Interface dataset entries
# # # # #

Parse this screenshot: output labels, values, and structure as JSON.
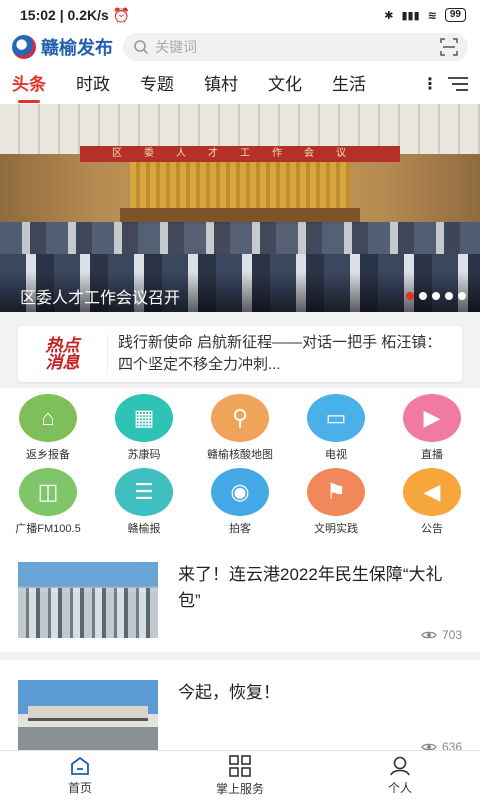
{
  "status_bar": {
    "time": "15:02",
    "speed": "0.2K/s",
    "battery": "99"
  },
  "header": {
    "app_name": "赣榆发布",
    "search_placeholder": "关键词"
  },
  "tabs": [
    {
      "label": "头条",
      "active": true
    },
    {
      "label": "时政"
    },
    {
      "label": "专题"
    },
    {
      "label": "镇村"
    },
    {
      "label": "文化"
    },
    {
      "label": "生活"
    }
  ],
  "banner": {
    "caption": "区委人才工作会议召开",
    "hall_banner_text": "区委人才工作会议",
    "slide_count": 5,
    "active_slide": 1
  },
  "hot_news": {
    "badge_line1": "热点",
    "badge_line2": "消息",
    "text": "践行新使命 启航新征程——对话一把手 柘汪镇：四个坚定不移全力冲刺..."
  },
  "services": [
    {
      "label": "返乡报备",
      "icon": "farmhouse-icon",
      "color": "#7fbf5a"
    },
    {
      "label": "苏康码",
      "icon": "health-code-icon",
      "color": "#2fc3b5"
    },
    {
      "label": "赣榆核酸地图",
      "icon": "map-pin-icon",
      "color": "#f0a45a"
    },
    {
      "label": "电视",
      "icon": "tv-icon",
      "color": "#4ab0e8"
    },
    {
      "label": "直播",
      "icon": "video-play-icon",
      "color": "#f07aa0"
    },
    {
      "label": "广播FM100.5",
      "icon": "radio-icon",
      "color": "#7fc56a"
    },
    {
      "label": "赣榆报",
      "icon": "newspaper-icon",
      "color": "#3fbfbf"
    },
    {
      "label": "拍客",
      "icon": "camera-icon",
      "color": "#45a8e6"
    },
    {
      "label": "文明实践",
      "icon": "flag-icon",
      "color": "#f0885a"
    },
    {
      "label": "公告",
      "icon": "megaphone-icon",
      "color": "#f6a63a"
    }
  ],
  "news": [
    {
      "title": "来了！连云港2022年民生保障“大礼包”",
      "views": "703"
    },
    {
      "title": "今起，恢复！",
      "views": "636"
    }
  ],
  "bottom_nav": [
    {
      "label": "首页",
      "icon": "home-icon",
      "active": true
    },
    {
      "label": "掌上服务",
      "icon": "grid-icon"
    },
    {
      "label": "个人",
      "icon": "user-icon"
    }
  ],
  "colors": {
    "accent": "#e5322d",
    "brand": "#1f5fae"
  }
}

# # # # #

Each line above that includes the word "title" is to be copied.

**Response:**
      "title": "来了！连云港2022年民生保障“大礼包”",
      "title": "今起，恢复！",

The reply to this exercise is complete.